Extracted data:

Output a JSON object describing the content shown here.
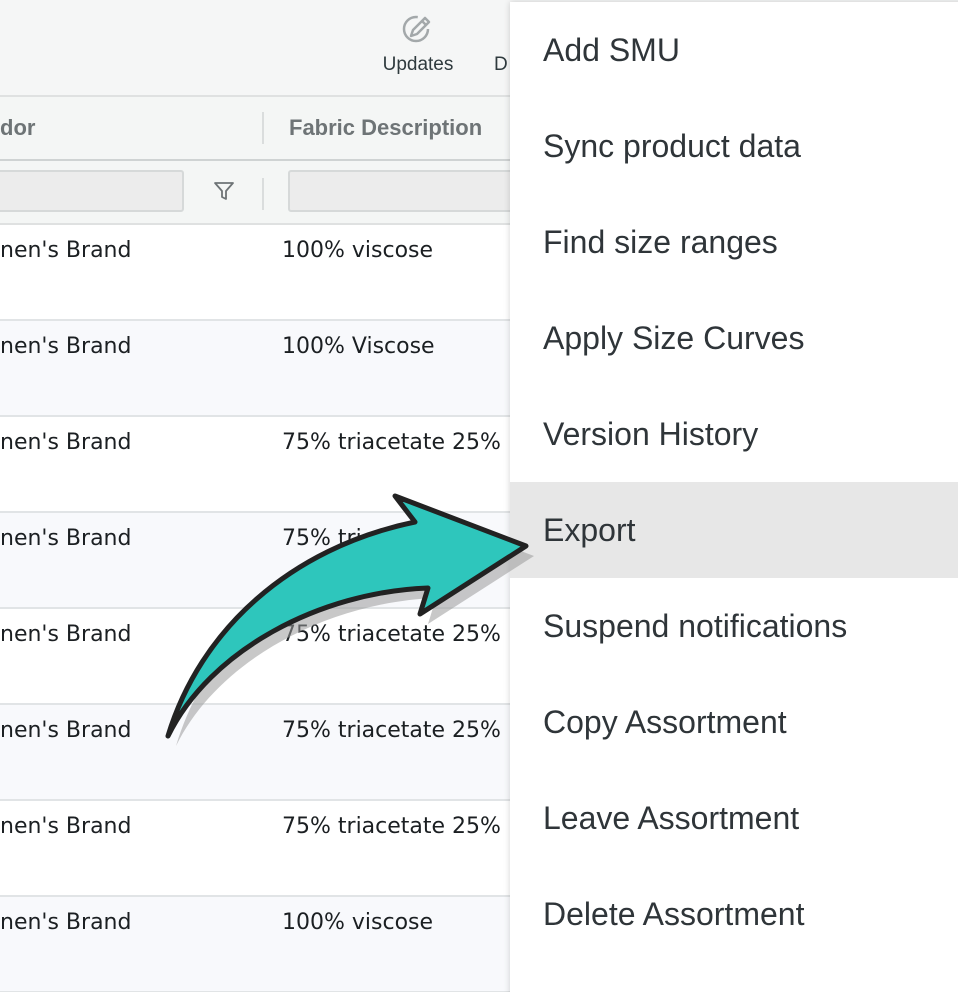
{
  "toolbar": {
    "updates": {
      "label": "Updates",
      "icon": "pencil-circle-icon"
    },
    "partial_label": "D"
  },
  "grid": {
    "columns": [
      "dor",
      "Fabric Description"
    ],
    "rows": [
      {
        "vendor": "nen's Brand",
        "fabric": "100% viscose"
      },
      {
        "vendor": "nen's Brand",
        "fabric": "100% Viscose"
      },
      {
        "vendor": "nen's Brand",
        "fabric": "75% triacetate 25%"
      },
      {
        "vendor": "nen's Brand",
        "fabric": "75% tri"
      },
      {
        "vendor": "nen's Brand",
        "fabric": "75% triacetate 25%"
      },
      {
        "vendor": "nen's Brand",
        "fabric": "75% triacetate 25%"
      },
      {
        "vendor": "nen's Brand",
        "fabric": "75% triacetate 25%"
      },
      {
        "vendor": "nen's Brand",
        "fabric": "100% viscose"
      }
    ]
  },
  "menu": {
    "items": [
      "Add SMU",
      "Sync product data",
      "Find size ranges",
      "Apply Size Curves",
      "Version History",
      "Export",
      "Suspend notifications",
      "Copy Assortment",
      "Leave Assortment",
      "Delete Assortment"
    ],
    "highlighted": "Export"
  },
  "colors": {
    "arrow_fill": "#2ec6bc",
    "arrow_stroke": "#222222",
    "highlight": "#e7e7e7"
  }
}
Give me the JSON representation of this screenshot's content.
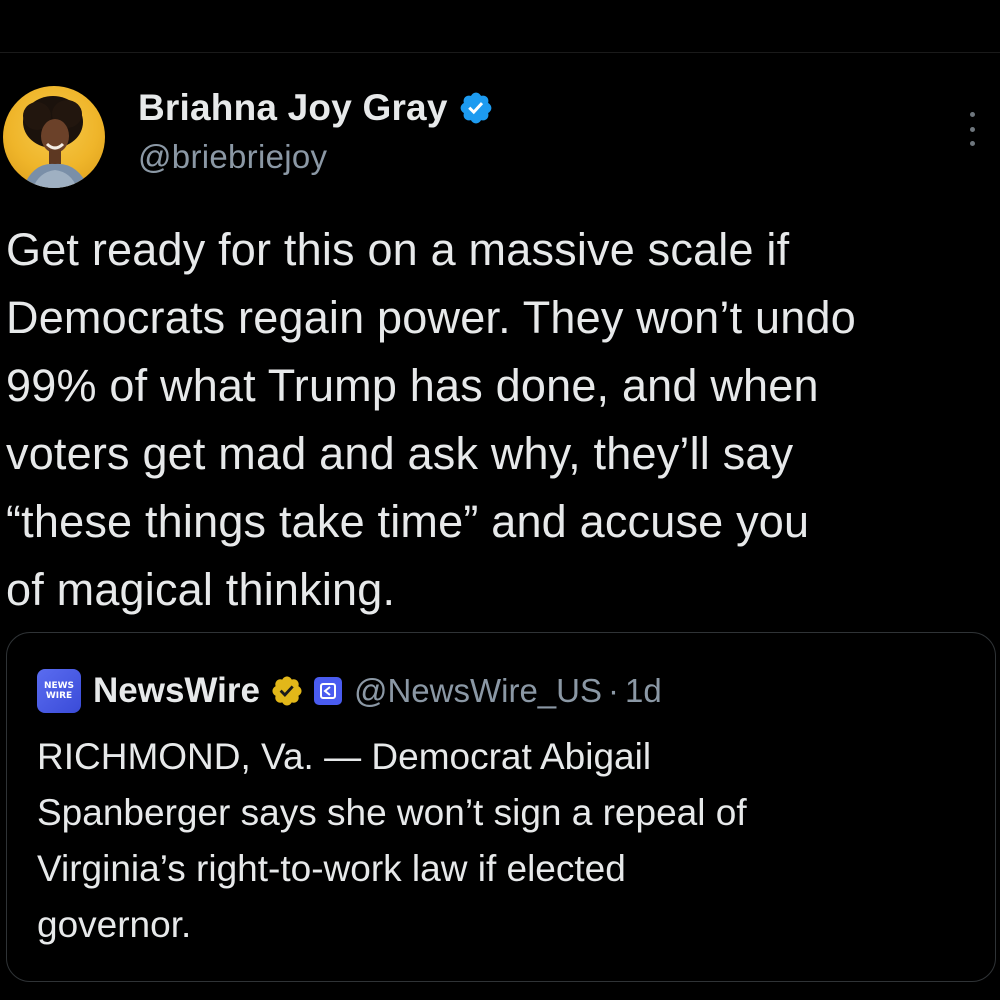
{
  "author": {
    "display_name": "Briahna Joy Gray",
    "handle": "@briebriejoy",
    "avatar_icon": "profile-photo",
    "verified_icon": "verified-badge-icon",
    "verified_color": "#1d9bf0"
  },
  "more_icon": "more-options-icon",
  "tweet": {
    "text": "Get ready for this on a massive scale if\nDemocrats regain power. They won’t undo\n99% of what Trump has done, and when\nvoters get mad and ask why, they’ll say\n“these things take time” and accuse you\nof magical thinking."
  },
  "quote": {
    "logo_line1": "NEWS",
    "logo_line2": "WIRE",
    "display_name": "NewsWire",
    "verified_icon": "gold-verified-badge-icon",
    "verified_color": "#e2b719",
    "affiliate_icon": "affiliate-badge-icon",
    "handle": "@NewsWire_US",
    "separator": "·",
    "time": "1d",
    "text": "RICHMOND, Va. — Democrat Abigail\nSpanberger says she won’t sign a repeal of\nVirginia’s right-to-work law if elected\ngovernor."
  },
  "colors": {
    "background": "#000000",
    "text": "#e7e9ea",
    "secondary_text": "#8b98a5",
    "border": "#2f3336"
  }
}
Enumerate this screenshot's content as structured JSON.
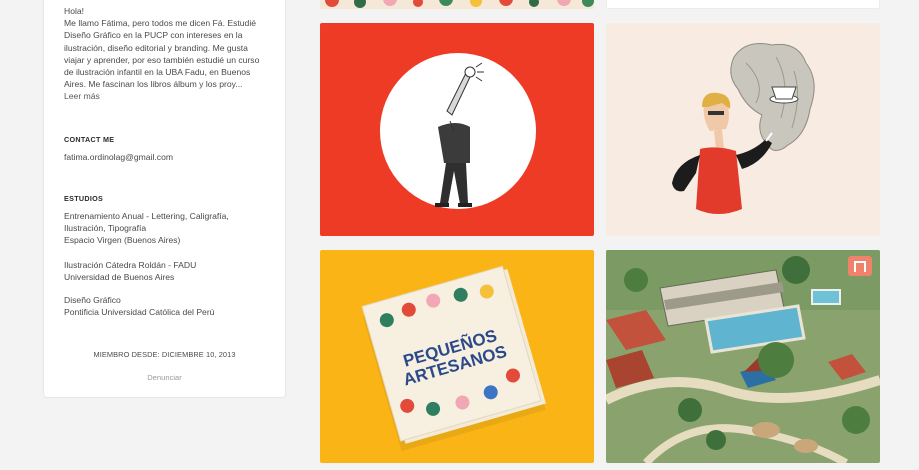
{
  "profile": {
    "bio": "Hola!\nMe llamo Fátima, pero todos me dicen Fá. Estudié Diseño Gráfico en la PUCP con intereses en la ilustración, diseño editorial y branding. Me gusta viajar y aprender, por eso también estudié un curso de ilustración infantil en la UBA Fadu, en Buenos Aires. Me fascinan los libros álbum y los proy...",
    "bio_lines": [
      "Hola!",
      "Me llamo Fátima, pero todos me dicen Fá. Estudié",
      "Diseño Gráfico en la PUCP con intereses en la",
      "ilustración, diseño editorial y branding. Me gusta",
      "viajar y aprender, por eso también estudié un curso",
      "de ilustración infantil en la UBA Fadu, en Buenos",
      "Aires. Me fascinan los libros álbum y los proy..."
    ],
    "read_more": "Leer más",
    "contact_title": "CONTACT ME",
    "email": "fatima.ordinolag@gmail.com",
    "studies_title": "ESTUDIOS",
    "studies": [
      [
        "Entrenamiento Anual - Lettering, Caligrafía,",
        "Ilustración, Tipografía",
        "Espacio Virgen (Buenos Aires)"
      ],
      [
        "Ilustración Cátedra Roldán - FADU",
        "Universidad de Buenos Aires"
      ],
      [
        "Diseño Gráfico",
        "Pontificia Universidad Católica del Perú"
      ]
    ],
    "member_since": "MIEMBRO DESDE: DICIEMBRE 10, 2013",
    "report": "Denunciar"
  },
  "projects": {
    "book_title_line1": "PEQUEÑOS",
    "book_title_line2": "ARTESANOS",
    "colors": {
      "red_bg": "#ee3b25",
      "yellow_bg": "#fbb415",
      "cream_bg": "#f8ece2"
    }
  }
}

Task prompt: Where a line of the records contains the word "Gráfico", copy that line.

Answer box:
    "bio": "Hola!\nMe llamo Fátima, pero todos me dicen Fá. Estudié Diseño Gráfico en la PUCP con intereses en la ilustración, diseño editorial y branding. Me gusta viajar y aprender, por eso también estudié un curso de ilustración infantil en la UBA Fadu, en Buenos Aires. Me fascinan los libros álbum y los proy...",
      "Diseño Gráfico en la PUCP con intereses en la",
        "Diseño Gráfico",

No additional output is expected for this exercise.